__Your goal__.
If an entry holds a picture, leave the picture out and copy the rest of the listing exactly.

__Supplied information__.
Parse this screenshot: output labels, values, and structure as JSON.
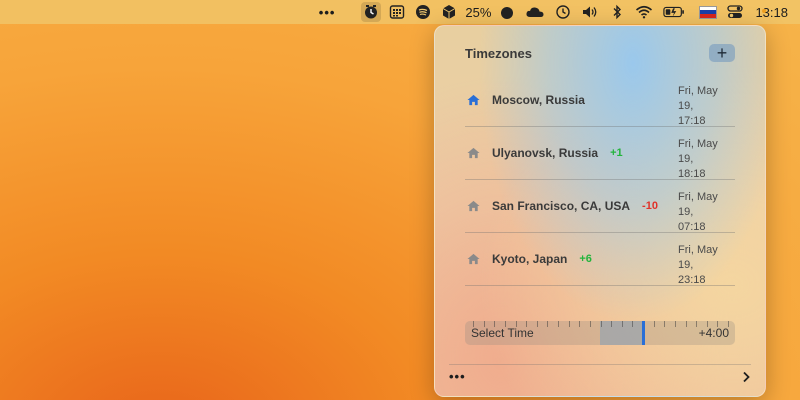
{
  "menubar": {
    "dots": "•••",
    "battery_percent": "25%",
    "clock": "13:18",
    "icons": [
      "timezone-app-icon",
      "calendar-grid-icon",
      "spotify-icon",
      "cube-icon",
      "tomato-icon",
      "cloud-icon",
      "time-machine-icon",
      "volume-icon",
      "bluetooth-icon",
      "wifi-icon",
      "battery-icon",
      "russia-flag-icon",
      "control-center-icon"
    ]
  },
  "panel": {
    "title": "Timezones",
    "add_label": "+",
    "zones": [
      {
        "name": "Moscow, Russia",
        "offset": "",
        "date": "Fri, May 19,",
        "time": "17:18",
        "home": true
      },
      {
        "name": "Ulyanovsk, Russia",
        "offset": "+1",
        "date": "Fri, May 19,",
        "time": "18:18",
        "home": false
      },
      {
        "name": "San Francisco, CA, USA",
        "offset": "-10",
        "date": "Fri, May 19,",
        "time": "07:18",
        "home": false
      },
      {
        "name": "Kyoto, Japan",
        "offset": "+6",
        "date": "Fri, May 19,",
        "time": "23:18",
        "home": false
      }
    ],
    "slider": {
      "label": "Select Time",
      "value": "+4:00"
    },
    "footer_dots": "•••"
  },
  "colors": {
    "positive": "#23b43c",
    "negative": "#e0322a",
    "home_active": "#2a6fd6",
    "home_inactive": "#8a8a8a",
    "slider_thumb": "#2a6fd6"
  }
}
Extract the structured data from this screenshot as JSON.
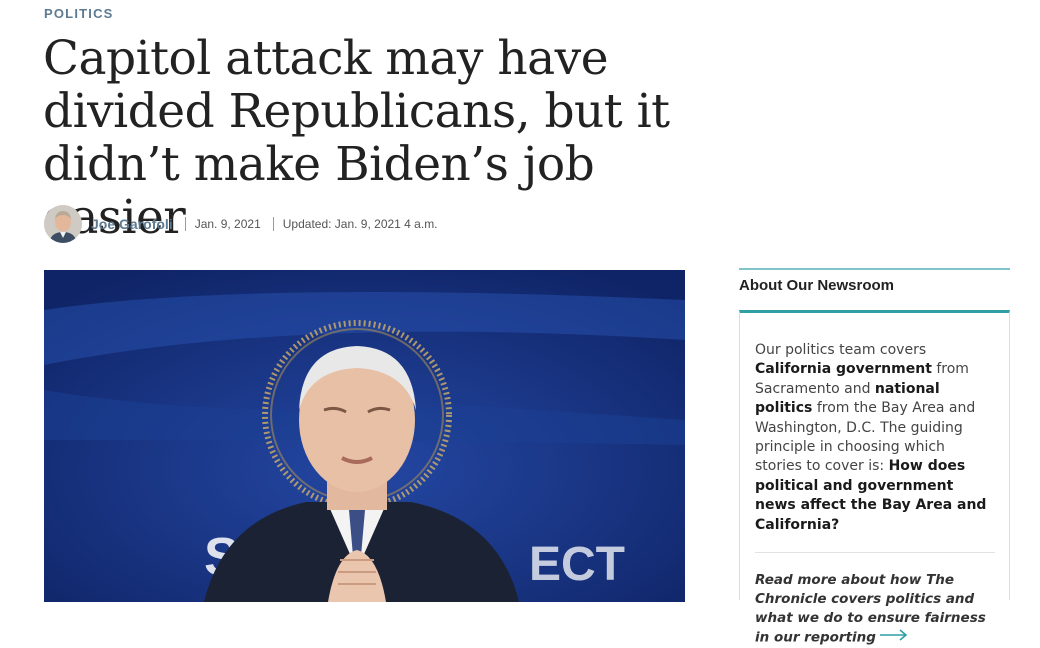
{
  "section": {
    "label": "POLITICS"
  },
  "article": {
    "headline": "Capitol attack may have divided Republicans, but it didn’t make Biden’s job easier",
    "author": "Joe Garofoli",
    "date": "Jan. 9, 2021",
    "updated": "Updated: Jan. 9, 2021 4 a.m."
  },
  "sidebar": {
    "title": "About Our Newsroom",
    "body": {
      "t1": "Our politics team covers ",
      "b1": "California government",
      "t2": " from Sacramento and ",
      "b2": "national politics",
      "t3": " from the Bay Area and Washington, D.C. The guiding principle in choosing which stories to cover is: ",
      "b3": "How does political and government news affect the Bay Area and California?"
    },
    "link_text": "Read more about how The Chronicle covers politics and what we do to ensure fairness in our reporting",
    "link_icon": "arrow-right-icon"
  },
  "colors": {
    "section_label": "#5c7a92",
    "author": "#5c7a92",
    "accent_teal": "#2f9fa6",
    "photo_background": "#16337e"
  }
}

__Answer__.
Parse this screenshot: output labels, values, and structure as JSON.
{
  "menubar": {
    "dots": "•••",
    "battery_percent": "25%",
    "clock": "13:18",
    "icons": [
      "timezone-app-icon",
      "calendar-grid-icon",
      "spotify-icon",
      "cube-icon",
      "tomato-icon",
      "cloud-icon",
      "time-machine-icon",
      "volume-icon",
      "bluetooth-icon",
      "wifi-icon",
      "battery-icon",
      "russia-flag-icon",
      "control-center-icon"
    ]
  },
  "panel": {
    "title": "Timezones",
    "add_label": "+",
    "zones": [
      {
        "name": "Moscow, Russia",
        "offset": "",
        "date": "Fri, May 19,",
        "time": "17:18",
        "home": true
      },
      {
        "name": "Ulyanovsk, Russia",
        "offset": "+1",
        "date": "Fri, May 19,",
        "time": "18:18",
        "home": false
      },
      {
        "name": "San Francisco, CA, USA",
        "offset": "-10",
        "date": "Fri, May 19,",
        "time": "07:18",
        "home": false
      },
      {
        "name": "Kyoto, Japan",
        "offset": "+6",
        "date": "Fri, May 19,",
        "time": "23:18",
        "home": false
      }
    ],
    "slider": {
      "label": "Select Time",
      "value": "+4:00"
    },
    "footer_dots": "•••"
  },
  "colors": {
    "positive": "#23b43c",
    "negative": "#e0322a",
    "home_active": "#2a6fd6",
    "home_inactive": "#8a8a8a",
    "slider_thumb": "#2a6fd6"
  }
}
Extract the structured data from this screenshot as JSON.
{
  "section": {
    "label": "POLITICS"
  },
  "article": {
    "headline": "Capitol attack may have divided Republicans, but it didn’t make Biden’s job easier",
    "author": "Joe Garofoli",
    "date": "Jan. 9, 2021",
    "updated": "Updated: Jan. 9, 2021 4 a.m."
  },
  "sidebar": {
    "title": "About Our Newsroom",
    "body": {
      "t1": "Our politics team covers ",
      "b1": "California government",
      "t2": " from Sacramento and ",
      "b2": "national politics",
      "t3": " from the Bay Area and Washington, D.C. The guiding principle in choosing which stories to cover is: ",
      "b3": "How does political and government news affect the Bay Area and California?"
    },
    "link_text": "Read more about how The Chronicle covers politics and what we do to ensure fairness in our reporting",
    "link_icon": "arrow-right-icon"
  },
  "colors": {
    "section_label": "#5c7a92",
    "author": "#5c7a92",
    "accent_teal": "#2f9fa6",
    "photo_background": "#16337e"
  }
}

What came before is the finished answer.